- Author: Molly Nakahara
Most of us have built our greenhouses to create warm places to start our seeds and grow our seedlings when the weather outside is cool. In a region that has seen snow on Memorial Day Weekend, the winter-time greenhouse is critical to establishing plants that are ready to go in the ground once the danger of frost has passed. But by July, these same structures can become oppressively hot in the heat of the day rendering them useless for plant propagation.
The vegetables and flowers that can over-winter in our region germinate, in general between 70 and 85° Fahrenheit. (There are a couple of exceptions, such as cabbage, which will germinate at temperatures as high as 95°F.) Starting these seeds in a hot greenhouse during August is a bad idea. Though some seeds may germinate, you will need to spend a lot of time watering and the risk of drying out your seedlings is very high. Check out the “Knotts Handbook for Vegetable Growers” for more information on germination temperatures and requirements (http://extension.missouri.edu/sare/documents/KnottsHandbook2012.pdf.)
A simple solution is to start your seeds outdoors. Yep, that's right- outdoors. Just move a few greenhouse benches outside (in a deer protected area) and start your seeds there. If temperatures remain in the high 90's, you may want to consider starting your fall starts in an area that receives afternoon shade. Seeds will readily germinate and seedlings will grow well adapted to the outdoor weather.
The larger the cell size, the slower the dry down. Try and use larger cells if you don't want to water multiple times a day. You will use more potting mix, but may be able to get away with one, well timed, thorough watering. If you are struggling to find time to water adequately, think about installing a simple, automated system. A battery operated, spigot timer can be purchased in most hardware stores and a “low-flow,” rotary sprinkler will emit small droplets that won't damage freshly seeded trays. Pound in a t-post and zip-tie the sprinkler to the top for a quick and dirty watering system.
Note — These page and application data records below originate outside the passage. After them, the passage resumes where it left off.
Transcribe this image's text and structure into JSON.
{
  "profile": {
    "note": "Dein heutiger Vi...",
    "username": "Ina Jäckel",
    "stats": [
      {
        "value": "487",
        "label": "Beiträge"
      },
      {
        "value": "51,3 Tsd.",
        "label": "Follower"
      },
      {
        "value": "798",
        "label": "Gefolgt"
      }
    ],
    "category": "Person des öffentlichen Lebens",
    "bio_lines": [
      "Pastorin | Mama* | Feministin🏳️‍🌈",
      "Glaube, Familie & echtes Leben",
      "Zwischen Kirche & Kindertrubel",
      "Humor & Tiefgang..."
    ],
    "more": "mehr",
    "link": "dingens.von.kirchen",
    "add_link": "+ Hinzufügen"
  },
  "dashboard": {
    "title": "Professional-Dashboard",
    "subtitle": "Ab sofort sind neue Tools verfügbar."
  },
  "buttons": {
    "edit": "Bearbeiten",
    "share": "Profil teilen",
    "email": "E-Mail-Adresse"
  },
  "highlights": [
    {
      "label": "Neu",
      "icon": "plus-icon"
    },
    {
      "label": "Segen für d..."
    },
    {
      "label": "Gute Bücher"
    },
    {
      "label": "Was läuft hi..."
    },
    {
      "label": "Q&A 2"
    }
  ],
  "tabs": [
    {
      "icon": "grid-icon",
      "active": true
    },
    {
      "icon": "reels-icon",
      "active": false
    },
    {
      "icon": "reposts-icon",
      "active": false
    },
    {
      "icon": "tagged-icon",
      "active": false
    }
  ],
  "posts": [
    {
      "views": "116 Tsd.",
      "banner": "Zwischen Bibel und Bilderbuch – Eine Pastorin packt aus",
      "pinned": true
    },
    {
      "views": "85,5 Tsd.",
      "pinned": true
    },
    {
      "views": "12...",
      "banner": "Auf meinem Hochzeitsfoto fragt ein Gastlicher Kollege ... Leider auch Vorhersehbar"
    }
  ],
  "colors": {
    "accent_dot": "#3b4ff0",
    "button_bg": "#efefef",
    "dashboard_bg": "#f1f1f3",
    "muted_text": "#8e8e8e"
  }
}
An online search will yield many options for a more advanced greenhouse watering system.
Another greenhouse cooling option is to place shade cloth over the plastic of your structure. Shade cloth is a knit polyethylene fabric that can be stretched over a greenhouse or hoop-house. It is reusable and available in densities from 30% shade up to 90% shade. A study by North Carolina State University showed that lower density shade cloth was as effective as higher density at keeping temperatures cooler (https://www.uvm.edu/~susagctr/resources/HighTunnels.pdf.) This is useful information considering the cost of shade cloth increases along with its density.
Whether you start your seeds in a well-ventilated, shaded greenhouse or outdoors, the main thing is to to keep temperatures and moisture levels optimal for seed germination. In the foothills, you'll want to have over-wintering plants in the ground by the end of September so if you haven't started your seeds yet, now is the time to do it!